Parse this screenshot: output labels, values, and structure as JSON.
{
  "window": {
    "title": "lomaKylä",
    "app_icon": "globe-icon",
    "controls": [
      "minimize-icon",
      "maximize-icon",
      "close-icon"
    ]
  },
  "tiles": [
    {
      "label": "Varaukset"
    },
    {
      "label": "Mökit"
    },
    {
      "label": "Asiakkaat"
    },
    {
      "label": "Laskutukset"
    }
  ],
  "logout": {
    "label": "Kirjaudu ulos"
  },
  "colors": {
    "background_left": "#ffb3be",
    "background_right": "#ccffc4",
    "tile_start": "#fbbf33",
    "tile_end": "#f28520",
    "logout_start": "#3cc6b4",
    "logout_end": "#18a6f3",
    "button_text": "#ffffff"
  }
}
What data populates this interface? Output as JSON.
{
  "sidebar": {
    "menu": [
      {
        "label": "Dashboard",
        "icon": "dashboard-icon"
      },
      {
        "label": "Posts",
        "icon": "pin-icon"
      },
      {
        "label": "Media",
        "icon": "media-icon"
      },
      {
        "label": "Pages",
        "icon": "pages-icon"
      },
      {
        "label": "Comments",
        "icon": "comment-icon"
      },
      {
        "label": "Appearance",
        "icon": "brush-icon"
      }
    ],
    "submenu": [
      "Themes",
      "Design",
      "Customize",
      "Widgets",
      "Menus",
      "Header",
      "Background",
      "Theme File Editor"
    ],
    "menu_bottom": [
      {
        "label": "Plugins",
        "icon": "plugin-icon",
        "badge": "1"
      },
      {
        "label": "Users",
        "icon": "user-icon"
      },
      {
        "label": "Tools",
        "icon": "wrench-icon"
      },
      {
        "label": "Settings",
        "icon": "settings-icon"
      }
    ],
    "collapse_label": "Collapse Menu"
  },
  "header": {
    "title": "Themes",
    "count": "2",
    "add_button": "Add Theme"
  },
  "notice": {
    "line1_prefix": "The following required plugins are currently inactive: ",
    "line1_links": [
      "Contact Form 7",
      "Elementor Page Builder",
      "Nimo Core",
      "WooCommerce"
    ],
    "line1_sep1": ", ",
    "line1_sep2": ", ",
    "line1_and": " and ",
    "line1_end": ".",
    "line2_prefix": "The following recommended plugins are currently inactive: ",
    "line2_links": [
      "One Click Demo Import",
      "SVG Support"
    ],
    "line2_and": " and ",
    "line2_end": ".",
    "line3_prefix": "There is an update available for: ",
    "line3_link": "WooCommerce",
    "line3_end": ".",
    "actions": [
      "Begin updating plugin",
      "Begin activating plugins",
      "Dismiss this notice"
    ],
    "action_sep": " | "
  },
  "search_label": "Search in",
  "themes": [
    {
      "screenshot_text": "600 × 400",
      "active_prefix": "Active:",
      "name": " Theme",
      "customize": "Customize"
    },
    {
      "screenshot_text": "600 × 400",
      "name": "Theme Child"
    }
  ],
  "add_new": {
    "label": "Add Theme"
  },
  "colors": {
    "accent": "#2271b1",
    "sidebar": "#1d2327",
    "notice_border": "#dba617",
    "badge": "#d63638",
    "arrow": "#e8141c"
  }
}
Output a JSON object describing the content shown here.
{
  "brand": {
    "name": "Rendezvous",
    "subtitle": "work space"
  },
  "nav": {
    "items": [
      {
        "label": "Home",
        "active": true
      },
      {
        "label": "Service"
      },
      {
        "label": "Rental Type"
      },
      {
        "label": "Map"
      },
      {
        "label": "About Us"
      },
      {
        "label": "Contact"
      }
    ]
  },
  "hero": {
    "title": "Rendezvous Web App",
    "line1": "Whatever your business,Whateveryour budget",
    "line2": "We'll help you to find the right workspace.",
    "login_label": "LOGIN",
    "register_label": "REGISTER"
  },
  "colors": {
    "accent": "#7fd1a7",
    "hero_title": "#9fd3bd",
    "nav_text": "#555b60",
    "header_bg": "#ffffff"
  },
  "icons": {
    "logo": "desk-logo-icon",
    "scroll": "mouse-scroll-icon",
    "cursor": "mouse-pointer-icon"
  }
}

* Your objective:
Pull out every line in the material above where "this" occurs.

* Output below:
Parse this screenshot: output labels, values, and structure as JSON.
What data populates this interface? Output as JSON.
      "Dismiss this notice"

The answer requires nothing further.